Astronomers also want to learn more about the role of supermassive black holes, which are thought to lie at the heart of most massive galaxies. Did huge early stars collapse and form the first black holes, with galaxies gathering around them? Or did stars pull together first through gravitational attraction, and central black holes form later?

Whiteboard animation video still from Minute Physics

WHERE DO GALAXIES COME FROM?

The Hidden Universe

In addition to viewing some of the oldest light in the universe, infrared-detecting instruments like those on Webb are also essential for determining the rotation rate, and from that the mass, of galaxies. As light sources rotate away from the Earth, the light is redshifted to longer wavelengths. From these measurements astronomers determine the total mass of the galaxy needed for gravity to keep it from spinning apart… if this doesn’t match the observed matter in the galaxy, the remainder is known as dark matter, which cannot be detected, but astronomers know it must be present to hold the galaxy together.  Dark matter then likely plays a key role in determining a galaxy’s shape and structure, and if so must be an important factor in how galaxies have changed over time.
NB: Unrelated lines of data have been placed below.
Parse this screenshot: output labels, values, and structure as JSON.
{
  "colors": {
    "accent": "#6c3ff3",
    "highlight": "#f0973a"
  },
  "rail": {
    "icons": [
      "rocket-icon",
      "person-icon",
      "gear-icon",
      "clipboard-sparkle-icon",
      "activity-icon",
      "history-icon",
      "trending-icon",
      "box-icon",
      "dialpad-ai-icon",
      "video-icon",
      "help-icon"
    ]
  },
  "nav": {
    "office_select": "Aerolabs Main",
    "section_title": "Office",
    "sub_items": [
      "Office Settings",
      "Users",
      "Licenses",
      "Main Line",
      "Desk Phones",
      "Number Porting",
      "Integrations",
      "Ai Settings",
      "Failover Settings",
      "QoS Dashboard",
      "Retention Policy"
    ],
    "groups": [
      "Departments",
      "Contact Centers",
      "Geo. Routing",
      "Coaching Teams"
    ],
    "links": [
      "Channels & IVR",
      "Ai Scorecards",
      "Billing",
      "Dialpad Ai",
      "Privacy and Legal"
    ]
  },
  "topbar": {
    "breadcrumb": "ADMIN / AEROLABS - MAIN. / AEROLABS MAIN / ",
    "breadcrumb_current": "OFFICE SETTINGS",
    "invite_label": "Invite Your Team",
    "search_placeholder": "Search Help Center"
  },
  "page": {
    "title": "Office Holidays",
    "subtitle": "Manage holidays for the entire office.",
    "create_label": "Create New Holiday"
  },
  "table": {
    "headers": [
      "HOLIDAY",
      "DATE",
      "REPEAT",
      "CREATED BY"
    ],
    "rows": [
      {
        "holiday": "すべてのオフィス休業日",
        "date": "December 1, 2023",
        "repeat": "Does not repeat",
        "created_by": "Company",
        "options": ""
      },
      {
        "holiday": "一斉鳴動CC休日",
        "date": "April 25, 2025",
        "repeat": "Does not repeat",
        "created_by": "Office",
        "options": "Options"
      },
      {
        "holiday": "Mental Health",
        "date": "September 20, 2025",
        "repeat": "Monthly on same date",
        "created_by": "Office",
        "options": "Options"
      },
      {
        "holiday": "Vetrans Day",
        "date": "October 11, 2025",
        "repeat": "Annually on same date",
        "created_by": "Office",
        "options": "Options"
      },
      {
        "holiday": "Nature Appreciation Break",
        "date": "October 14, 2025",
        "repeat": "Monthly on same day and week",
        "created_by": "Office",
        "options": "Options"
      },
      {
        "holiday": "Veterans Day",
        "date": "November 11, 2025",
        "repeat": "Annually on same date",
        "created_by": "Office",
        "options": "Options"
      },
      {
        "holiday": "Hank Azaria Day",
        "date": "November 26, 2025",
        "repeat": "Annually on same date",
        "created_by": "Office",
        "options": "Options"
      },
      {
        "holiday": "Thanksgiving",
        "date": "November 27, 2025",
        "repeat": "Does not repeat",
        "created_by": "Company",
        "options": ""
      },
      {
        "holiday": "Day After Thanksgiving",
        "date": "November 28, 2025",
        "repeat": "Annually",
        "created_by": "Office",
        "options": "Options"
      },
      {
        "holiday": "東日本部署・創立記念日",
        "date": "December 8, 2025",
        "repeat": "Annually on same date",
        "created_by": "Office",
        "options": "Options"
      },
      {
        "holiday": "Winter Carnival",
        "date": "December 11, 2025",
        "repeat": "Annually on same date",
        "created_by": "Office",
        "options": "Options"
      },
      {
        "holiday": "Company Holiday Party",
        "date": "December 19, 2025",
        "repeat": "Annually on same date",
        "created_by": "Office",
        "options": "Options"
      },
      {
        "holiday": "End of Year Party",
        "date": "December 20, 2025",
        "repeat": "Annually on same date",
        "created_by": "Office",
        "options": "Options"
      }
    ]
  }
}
Astronomers calculate that the total mass of dark matter in the universe is roughly five times that of detectable matter (i.e., atoms). As such, the nature of dark matter represents a huge area of knowledge in which humanity is still “in the dark.” Astronomers believe that looking back through time, in wavelengths of light beyond what our own eyes can observe, will help us begin to answer some of these puzzling questions. 

  • email
  • facebook
  • twitter